The children study all of the parts of the Mass in detail over the year but focus particularly on the Liturgy of the Eucharist leading up to the celebration of First Holy Communion. By exploring each of the parts of the Liturgy of the Eucharist in detail, the children learn that the Mass is a celebration of thanksgiving and that during the Eucharistic prayer, the priest asks the Holy Spirit to change the gifts of bread and wine into the Body and Blood of Jesus.
Alongside their lessons in school, the children attend Mass with their families each week and pray at home as a family. The children are encouraged to read Bible stories together and discuss their Religious Education lessons. The children are given various tasks to complete at home linked to their First Holy Communion.

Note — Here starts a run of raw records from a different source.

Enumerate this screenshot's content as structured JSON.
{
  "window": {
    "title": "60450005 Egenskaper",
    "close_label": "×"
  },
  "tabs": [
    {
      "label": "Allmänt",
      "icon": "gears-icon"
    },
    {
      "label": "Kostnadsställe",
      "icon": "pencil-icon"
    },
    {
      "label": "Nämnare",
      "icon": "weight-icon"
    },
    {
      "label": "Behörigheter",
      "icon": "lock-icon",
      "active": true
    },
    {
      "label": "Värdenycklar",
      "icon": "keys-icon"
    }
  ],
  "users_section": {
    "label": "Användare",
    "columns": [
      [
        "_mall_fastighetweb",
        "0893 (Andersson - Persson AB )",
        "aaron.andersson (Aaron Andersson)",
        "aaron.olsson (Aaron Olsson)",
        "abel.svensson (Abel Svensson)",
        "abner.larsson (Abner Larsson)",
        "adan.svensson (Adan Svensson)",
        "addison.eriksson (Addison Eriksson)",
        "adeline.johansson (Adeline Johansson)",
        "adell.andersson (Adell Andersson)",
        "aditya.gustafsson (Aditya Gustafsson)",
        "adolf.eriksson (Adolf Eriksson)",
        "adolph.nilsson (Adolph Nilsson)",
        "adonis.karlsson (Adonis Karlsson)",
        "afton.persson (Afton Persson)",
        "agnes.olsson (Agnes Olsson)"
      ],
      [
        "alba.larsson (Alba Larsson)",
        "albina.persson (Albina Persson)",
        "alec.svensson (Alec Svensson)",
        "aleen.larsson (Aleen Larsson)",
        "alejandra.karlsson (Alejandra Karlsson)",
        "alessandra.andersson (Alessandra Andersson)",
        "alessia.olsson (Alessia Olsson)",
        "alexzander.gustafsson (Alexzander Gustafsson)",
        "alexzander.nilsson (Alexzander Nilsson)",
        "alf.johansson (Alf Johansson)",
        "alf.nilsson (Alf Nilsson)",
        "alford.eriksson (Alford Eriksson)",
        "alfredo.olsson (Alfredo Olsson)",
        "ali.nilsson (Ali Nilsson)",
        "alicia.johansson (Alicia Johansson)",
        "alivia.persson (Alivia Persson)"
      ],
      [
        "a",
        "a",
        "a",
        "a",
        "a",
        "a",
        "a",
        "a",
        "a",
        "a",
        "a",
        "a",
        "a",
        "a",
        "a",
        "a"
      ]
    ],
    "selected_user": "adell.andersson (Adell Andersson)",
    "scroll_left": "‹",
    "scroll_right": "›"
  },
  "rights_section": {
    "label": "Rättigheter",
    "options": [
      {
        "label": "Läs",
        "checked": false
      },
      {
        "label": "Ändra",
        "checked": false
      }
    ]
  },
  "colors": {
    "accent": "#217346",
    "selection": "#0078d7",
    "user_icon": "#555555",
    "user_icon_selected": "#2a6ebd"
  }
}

Confirmation is one of the Holy Sacraments. It is a process that begins at Baptism. Through this sacrament, Christians are strengthened by the Holy Spirit to use and develop their gifts to love and serve God and others in our everyday lives.
Confirmation is celebrated at a special ceremony in our church, officiated by the Bishop and our Parish Priest. During the Confirmation ceremony, the Bishop annoints the sacred oil of chrism on the forehead of each nominee. With the laying of the hands, the candidates are then invited to go out into the world, just as the Apostles did, with the Holy Spirit in their hearts.
When preparing for the sacrament, students reflect on the fruits of the Holy Spirit by investigating the lives of saints and people in the community. Then, at Confirmation, they accept the challenge and responsibility of nurturing God’s gifts to the world.
Prayers the children will be learning
Our school house saints are named after the Gospel writers whose work all those years ago has provided us with the wonderful scripture that now informs us of the works, teachings and events in the time of Jesus in the New Testament.
We all belong to a house saint and have the opportunity to earn house points which will then be collated each week. We celebrate the house which has earned the most house points collectively across the school. The trophy is displayed in our entrance hall with a coloured ribbon that denotes which house is the winner for the week!
We have special house captains who have the job of representing their house at Praise assembly.
This year each house has a chance to have a house meeting with their staff head of house and to dress up in their special saint's house colour. This year as we cannot celebrate in the usual way we are having competitions and asking the children to research their house Saint and get creative in producing what they have found out.
Our House Days are as follows:
St Matthew (yellow) 21st September
St Luke (green) 18th October
St John (blue) 27th Dec-celebrated on our first week back to school
St Mark (red) 25th April
Praise Assembly and Ralph
Every Friday, we have our Praise Assembly. Children are selected by their class teacher for many reasons from being a good role model with behaviour, working hard in all tasks and living like Jesus. The children who are selected- sit at the front of their class and are awarded a certificate and sticker. Not only do they get a certificate, but they get to enjoy Tea with Mrs K, Ralph and Millie in the Staffroom.